That's hardly a u-turn. If anything, it was merely an apology/explanation for lack of tact. Although, in the end maybe that WAS the biggest issue with the November policy. In its defense:
  • Persisting in a long-term homosexual relationship is explicitly contrary to the doctrines of the Church. It is also one, which, is very resistant to change.
  • The Church's doctrines, by doctrine, are not influenced by man's desires (though reality is a little more iffy).
  • The blessing of Children is not a saving ordinance.
  • The primary reason why it is done is to turn them into a "child of record". In other words, for all intents and purposes, they are a member without making the consious decision to be so. That means missionary visits, home teachers, and certain callings even IF the child decides they have nothing to do with the Church.
  • Contradictory messages on proper living from two different sources of ultimate authority, Parents and God (through the Church), can be very confusing and even harmful to the child.
Honestly, if I was LGBT, I would've been almosy psyched about the November policy. I could have the child blessed in the comfort of my own home, and given a name and a blessing WITHOUT forcing the child into the Church. Right now, being a married-heterosexual with a child on the way, my extended family doesn't understand why I am so opposed to blessing the child in Church, thereby creating a membership record for my child.
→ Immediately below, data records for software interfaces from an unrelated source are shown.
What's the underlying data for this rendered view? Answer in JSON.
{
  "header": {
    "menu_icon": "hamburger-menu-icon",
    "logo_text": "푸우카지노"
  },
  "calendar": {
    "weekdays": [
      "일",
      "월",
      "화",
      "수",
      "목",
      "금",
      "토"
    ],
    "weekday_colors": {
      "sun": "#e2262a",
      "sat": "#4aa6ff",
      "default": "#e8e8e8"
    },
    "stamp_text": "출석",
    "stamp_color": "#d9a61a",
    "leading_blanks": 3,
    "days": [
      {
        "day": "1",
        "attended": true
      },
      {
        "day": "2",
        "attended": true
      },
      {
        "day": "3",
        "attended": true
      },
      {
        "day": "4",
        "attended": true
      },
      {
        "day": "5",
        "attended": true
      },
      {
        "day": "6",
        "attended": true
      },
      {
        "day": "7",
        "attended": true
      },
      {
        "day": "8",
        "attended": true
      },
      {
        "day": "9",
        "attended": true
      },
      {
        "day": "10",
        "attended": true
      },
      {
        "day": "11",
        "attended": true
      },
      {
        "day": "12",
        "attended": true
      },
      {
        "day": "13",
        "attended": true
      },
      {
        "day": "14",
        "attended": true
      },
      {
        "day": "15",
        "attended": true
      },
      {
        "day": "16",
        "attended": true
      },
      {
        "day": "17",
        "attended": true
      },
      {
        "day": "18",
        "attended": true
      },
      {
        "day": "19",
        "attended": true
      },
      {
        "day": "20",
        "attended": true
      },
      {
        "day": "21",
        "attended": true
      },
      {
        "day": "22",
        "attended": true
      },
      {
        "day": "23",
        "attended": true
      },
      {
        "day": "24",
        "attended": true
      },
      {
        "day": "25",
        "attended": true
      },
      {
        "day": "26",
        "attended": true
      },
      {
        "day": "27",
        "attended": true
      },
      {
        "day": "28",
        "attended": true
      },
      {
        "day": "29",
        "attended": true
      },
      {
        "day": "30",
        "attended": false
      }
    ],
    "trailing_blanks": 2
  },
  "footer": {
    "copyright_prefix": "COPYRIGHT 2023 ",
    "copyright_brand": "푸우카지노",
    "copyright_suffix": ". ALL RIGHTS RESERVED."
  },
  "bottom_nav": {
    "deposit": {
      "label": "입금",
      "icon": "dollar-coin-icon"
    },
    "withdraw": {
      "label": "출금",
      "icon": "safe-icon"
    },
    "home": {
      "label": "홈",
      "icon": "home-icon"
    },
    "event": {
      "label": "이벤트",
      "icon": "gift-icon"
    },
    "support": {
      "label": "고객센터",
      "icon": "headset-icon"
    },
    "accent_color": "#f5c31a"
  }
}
What would've been a better approach, IMHO, would've been to extend an official Church statement, addressing the issue without enforcing any strict implementation. If any LGBT couple is made aware of the challenges and potential consequences of having a child blessed in Church, and is not under pressure from any TBM family members, I don't think anyone in the LDS Church leadership would've been opposed to it. But there is a strong difference between a "policy change" and a "suggestion". The leadership had to make a call.